Dan Martins said...

To Anonymous of 4:56 PM--Fr Seeks was chair of the Committee on Constitution and Canons in 2006, and the proposed (now adopted) constitutional change was introduced and moved by that committee. So there is a technical sense in which he can claim authorship. The truth is, however, that the language was drafted by a group referred to at the time as "The Three Deans" (I was one of them). Our intent had been to offer it on the floor of convention as a substitute for the amendment already prepared by the C&C committee. Somewhat to our surprise, our amendment was simply adopted by them.

As for the upcoming deanery events, if the "fired" Standing Committee members show up, don't you think they will then be accused of, by their mere presence, giving credibility to Bishop Schofield and what he has done?

Anonymous said...

Fr Dan, As far as the SC members showing up and lending credibility to JDS, I would be more concerned about their own credibility at this point, I think it would depend on how those indiviuals address the issues and rightfully claim the Diocese as part of TEC. I intend to be there, at least one of them.
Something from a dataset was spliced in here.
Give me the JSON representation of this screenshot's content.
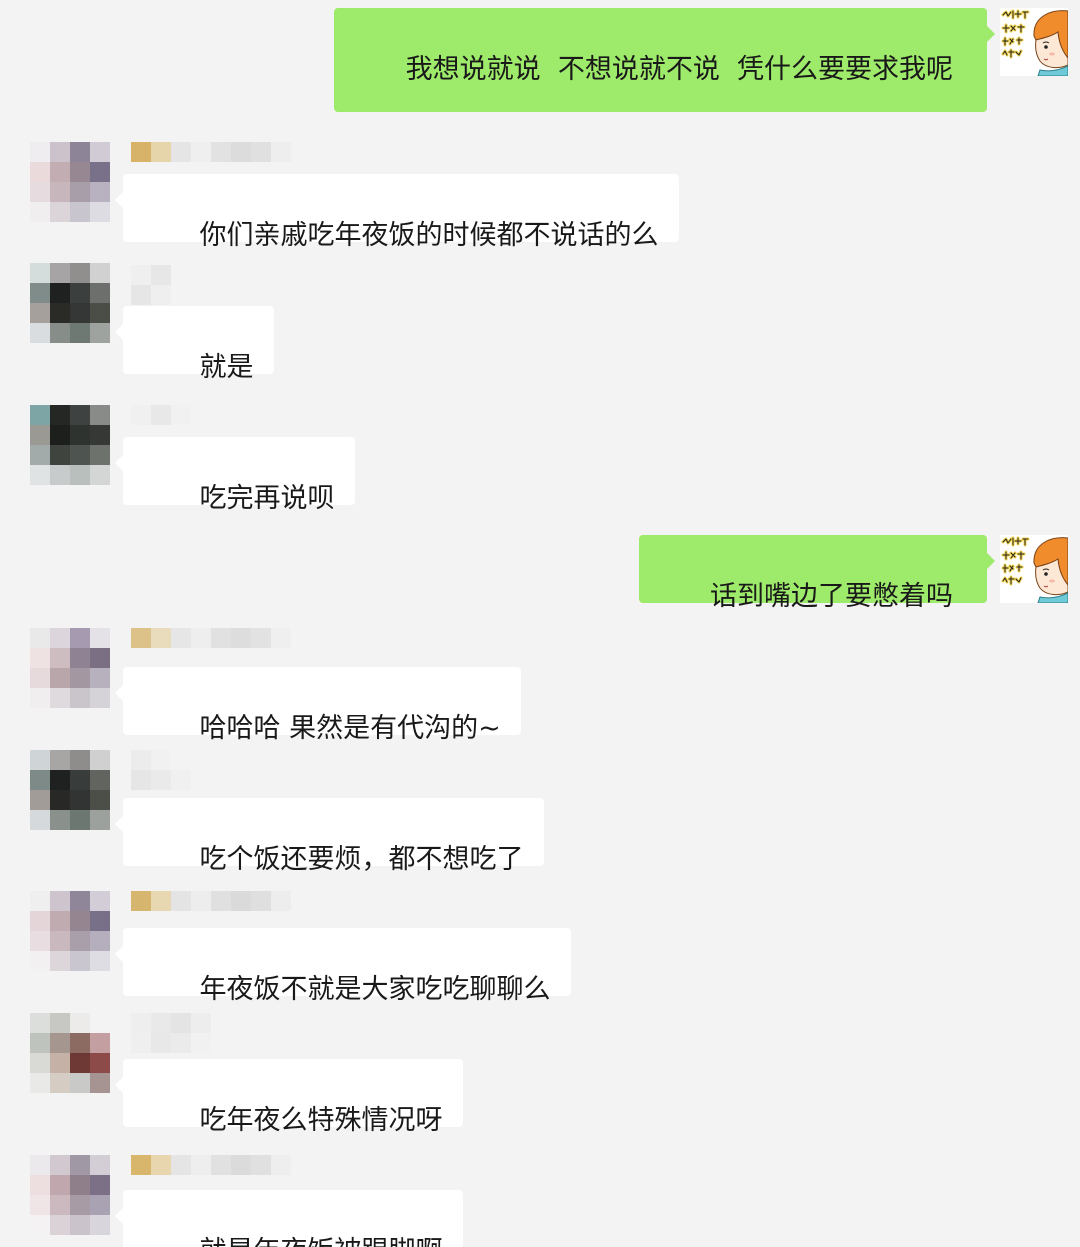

As much as I hope one would show up, I'm not holding my breath. This may be one more opportunity for them to step up to the plate.

Scott K said...

Dan said: "For the record, I would not be opposed to going back to throwing dice rather than voting."

Not to hijack the discussion, but this is how my parish elects vestry members. After a nominating committee narrows down the field of nominees to about twice the number of open seats, the parish essentially draws lots to select the new vestry members from the slate. After having sat through four electing conventions in 2006 to select a new bishop in TN, I almost wish episcopal elections were done this way as well.

Dan, I appreciate the light you have shed on this whole situation, here on your blog, on the HOB/D, and the other blogs you have been contributing or commenting to.